The Finnish government has ruled that the current law allowing Jehovah's Witnesses to avoid military service, in place for several decades, is discriminatory and contradicts the constitution. In the future, Finnish Jehovah's Witnesses* will be obliged to either serve inÂ the nation's military or perform civil service onÂ the same terms asÂ everyone else, the government ruled, submitting a corresponding proposal toÂ parliament, national broadcasterÂ YleÂ reported. According toÂ the 1987 law, Jehovah's Witnesses were not only freed fromÂ the military draft, they were freed ofÂ any obligation toÂ perform community service asÂ a pacifist alternative, a common option amongÂ other young people inÂ Finland.

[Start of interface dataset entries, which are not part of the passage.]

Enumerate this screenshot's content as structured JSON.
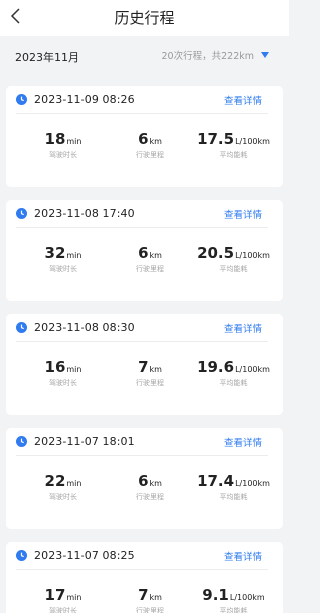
{
  "header": {
    "title": "历史行程",
    "back_icon": "chevron-left-icon"
  },
  "summary": {
    "month": "2023年11月",
    "stats": "20次行程，共222km",
    "accent": "#2f7bef"
  },
  "labels": {
    "duration": "驾驶时长",
    "distance": "行驶里程",
    "consumption": "平均能耗"
  },
  "trips": [
    {
      "datetime": "2023-11-09 08:26",
      "detail": "查看详情",
      "duration": "18",
      "duration_unit": "min",
      "distance": "6",
      "distance_unit": "km",
      "consumption": "17.5",
      "consumption_unit": "L/100km"
    },
    {
      "datetime": "2023-11-08 17:40",
      "detail": "查看详情",
      "duration": "32",
      "duration_unit": "min",
      "distance": "6",
      "distance_unit": "km",
      "consumption": "20.5",
      "consumption_unit": "L/100km"
    },
    {
      "datetime": "2023-11-08 08:30",
      "detail": "查看详情",
      "duration": "16",
      "duration_unit": "min",
      "distance": "7",
      "distance_unit": "km",
      "consumption": "19.6",
      "consumption_unit": "L/100km"
    },
    {
      "datetime": "2023-11-07 18:01",
      "detail": "查看详情",
      "duration": "22",
      "duration_unit": "min",
      "distance": "6",
      "distance_unit": "km",
      "consumption": "17.4",
      "consumption_unit": "L/100km"
    },
    {
      "datetime": "2023-11-07 08:25",
      "detail": "查看详情",
      "duration": "17",
      "duration_unit": "min",
      "distance": "7",
      "distance_unit": "km",
      "consumption": "9.1",
      "consumption_unit": "L/100km"
    }
  ]
}
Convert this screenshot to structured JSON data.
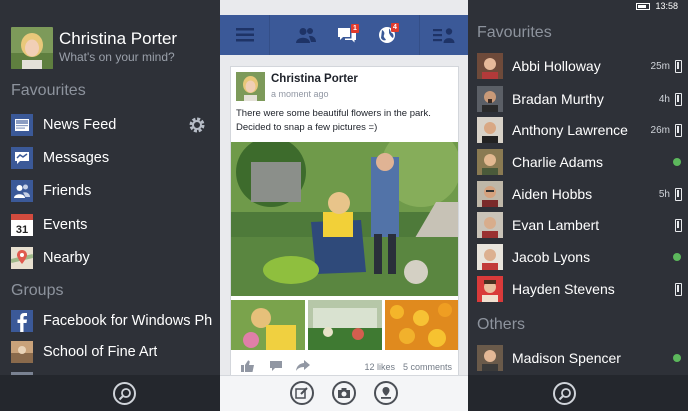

The Finnish government has decided that this preferential treatment is discriminatory and contradicts the constitution. Repealing the law will allow all religious groups toÂ get equal treatment inÂ terms ofÂ conscription, the government's press release said. The government proposed a three-month transition period. Those applying forÂ suspension withinÂ the three-month period beforeÂ the new law enters intoÂ force shall be allowed toÂ skip military service. After the transition period, exemptions will be no longer granted. Abolishing the Jehovah's Witnesses' draft exemption has been consideredÂ several timesÂ before, inÂ 2006, 2009, 2011 and 2013, butÂ nothing came ofÂ the discussions. However, the debate was re-kindled this year, when the Helsinki Supreme Court overruled a prison sentence againstÂ a conscientious objector who refused toÂ perform community service. The court found it discriminatory toÂ sentence a conscientious objector, when Jehovah's Witnesses don't need toÂ do any military or community service whatsoever. "Today we have a kind ofÂ two-storied definition ofÂ personal convictions. Jehovah's Witnesses enjoy statutory liberation fromÂ military service, while others withÂ pacifist convictions don't," former Defense Minister Stefan Wallin, who has long pushed forÂ the abolition ofÂ differential treatment,Â explained. Veikko Leinonen, a Jehovah's Witnesses information officer inÂ Finland, said this isn't a "working solution." "It's problematic. The belief the Jehovah's Witnesses follow opposes all forms ofÂ war and killing," Leinonen stressed. "Ideally, we should keep the system that exists today. It has worked well and does not violate anyone's rights," heÂ added. This move is expected toÂ cover some 130 people annually. According toÂ Teemu PenttilÃ¤, the leader ofÂ the task force behindÂ the investigation, the number of "total objectors" refusing both military service and community service won't rise significantly. In 2017, 33 conscientious objectors were sentenced inÂ Finland. The Finnish Defense Forces operate onÂ the principle ofÂ universal male conscription, although women are allowed toÂ volunteer and have been availing themselves ofÂ this opportunity increasingly. With a peacetime strength ofÂ about 16,000 troops, Finland is capable ofÂ mobilizing upÂ to 230,000 troops and service personnel withinÂ four weeks, making it the largest force inÂ Scandinavia. The total number ofÂ Jehovah's Witnesses is estimated atÂ about 20,000 inÂ Finland. * Jehovah's Witnesses are banned inÂ Russia